However, improved efficiencies do not necessarily translate into competitive advantage. If a one-dimensional view of potential benefits is adopted, the long-term opportunities for strategic differentiation will be relatively small. After all, competitors also evolve while a particular company improves its efficiency through deployment of one or two digital-based solutions. Over time, most of the industrial players within a given market will implement the new technologies and accrue the same efficiency gains.
In order to gain true competitive advantage, both machine OEMs and industrial end users will need to maximize the impact of digital advancements by combining them in a comprehensive program. A critical success factor for capturing digital opportunities is to combine the various technologies in such a way that new revenue streams are created. Beyond operational efficiency, strategic uniqueness has to be established, and the means for establishing that uniqueness is through the evolution of new business models.
In contrast to the classic machine automation approach that relies on select, locally generated data, the new smart machine environments enable business models that leverage the advanced availability of historical, contextual, operational, process, environmental, and diagnostic data. Data specialists with advanced tools can interpret relevant data and use the derived information to monetize processes. This is achieved by factoring in high value information about efficiency, the reliability of machines, and interconnection with other processes. This presents new opportunities for innovation and the development of new products and services.
Understanding the true value of digitization
To most stakeholders, the value of data seems to be clear, and this value is often interpreted as creating efficiency and productivity gains. However, in the case of digitalization, the definition of value can extend beyond that and into the realm of both short and long-term revenue generation. The main benefit could be a higher level of customer loyalty and/or a business model based on much lower costs.
For example, through advanced collection of data, organizations can better understand how their customers are using their products, and with this knowledge, a higher intimacy with the customer can be established which translates into longer term business. More data also means better information regarding the state of the products in use. This contributes to better business reliability planning and more precise forecasts of service assignments and storage of spare parts. This synergy can be referred to as collaborative value.
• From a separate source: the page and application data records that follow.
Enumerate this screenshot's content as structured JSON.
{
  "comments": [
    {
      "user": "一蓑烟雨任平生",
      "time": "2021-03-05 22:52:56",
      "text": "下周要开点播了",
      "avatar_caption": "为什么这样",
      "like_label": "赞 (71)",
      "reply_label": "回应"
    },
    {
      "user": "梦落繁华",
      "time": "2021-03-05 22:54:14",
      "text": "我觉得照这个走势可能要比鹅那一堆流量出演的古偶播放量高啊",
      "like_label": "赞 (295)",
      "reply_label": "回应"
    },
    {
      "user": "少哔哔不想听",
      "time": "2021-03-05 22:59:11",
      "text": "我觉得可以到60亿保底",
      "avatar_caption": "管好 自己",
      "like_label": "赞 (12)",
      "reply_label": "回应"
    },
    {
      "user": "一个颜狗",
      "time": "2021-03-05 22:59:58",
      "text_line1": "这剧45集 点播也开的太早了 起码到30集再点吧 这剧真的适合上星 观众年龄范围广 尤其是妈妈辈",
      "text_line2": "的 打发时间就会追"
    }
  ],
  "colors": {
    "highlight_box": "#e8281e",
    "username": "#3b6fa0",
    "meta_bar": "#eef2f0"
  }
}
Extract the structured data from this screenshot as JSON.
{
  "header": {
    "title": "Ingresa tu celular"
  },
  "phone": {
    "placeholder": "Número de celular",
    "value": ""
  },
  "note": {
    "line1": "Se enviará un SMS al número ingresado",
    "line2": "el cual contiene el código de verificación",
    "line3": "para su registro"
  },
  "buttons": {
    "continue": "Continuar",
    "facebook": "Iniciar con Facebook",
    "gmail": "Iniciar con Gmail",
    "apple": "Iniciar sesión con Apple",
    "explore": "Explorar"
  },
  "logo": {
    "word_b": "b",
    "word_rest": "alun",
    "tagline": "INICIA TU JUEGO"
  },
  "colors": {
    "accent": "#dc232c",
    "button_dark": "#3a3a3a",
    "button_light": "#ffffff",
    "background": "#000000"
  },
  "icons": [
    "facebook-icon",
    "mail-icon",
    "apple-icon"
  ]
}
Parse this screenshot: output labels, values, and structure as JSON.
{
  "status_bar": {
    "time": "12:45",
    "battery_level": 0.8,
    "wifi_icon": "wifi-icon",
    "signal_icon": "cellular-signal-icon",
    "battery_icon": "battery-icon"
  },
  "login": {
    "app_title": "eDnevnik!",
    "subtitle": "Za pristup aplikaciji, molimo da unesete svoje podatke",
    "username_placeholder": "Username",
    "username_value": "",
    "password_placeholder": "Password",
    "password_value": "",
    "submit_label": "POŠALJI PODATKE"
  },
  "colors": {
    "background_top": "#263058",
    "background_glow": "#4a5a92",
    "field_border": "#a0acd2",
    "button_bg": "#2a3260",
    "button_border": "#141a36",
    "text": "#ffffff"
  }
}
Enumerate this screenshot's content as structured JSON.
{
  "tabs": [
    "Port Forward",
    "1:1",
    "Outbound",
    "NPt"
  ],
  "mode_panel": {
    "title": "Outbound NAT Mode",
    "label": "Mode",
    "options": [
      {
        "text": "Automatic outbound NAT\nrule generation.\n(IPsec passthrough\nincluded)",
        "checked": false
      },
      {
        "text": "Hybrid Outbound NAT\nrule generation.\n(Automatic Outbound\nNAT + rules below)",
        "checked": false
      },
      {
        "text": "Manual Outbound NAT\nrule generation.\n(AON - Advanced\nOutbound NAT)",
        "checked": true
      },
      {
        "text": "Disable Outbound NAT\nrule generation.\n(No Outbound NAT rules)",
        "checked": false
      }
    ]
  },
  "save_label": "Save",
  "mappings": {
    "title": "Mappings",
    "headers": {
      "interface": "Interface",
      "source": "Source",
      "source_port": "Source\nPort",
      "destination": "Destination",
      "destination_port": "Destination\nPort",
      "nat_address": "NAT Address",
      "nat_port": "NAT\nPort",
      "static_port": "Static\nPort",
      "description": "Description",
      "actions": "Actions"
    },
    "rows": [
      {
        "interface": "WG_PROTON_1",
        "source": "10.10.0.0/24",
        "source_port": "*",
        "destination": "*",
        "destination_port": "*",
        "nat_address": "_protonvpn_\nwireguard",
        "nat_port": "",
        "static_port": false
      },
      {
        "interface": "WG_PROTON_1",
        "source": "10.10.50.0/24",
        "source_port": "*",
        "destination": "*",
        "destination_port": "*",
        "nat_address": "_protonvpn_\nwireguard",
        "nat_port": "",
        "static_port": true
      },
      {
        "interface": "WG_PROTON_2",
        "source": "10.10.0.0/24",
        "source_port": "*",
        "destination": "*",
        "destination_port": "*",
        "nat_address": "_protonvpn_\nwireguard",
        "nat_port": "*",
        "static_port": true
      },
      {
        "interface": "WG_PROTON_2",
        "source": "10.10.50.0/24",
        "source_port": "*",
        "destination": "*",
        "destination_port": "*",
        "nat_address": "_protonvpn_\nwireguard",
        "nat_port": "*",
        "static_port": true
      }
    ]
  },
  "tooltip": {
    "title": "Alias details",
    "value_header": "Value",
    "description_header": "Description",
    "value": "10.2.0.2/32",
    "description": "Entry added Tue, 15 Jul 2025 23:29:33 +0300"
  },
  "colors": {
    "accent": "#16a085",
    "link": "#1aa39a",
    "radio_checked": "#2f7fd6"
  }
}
It enables the discovery of new or improved products and services that were never expected or fathomed in the non-digitalized world.
In the case of OEM machine builders, for instance, a new business model could now place less emphasis on machines sold, and more on revenue generated through sales of services surrounding those machines. A very good example of this is how Xerox transformed the copier business 60 years ago.
In 1959 the technology of xerography was brand new and expensive. “Xerox copies” made office worker’s lives easier by allowing them to produce paper copies without handling chemicals. Since the cost of entry was high at the time, instead of selling the copier machine, Xerox decided to lease the machine at a low cost and to then charge a per-copy fee if copies exceeded 2,000 copies per day. Xerox provided all the required supplies, service, and support and the customer could cancel the lease on only 15-days’ notice. At the beginning, the average business produced only about 15-20 copies per day. Therefore, Xerox took an upfront risk. However, the need for these types of copies then quickly accelerated and the Xerox copier became an indispensable piece of equipment for almost every business. The new business model paid off big for Xerox. For a period of 20 years, Xerox generated annual growth rates of more than 40% per year.
In today’s digitalized world, where virtually everything can be offered “as a service”, new business models are ready to reshape the industry. To learn more about how digitization can improve your business performance, download this new whitepaper “Business Models for Smart Machines”.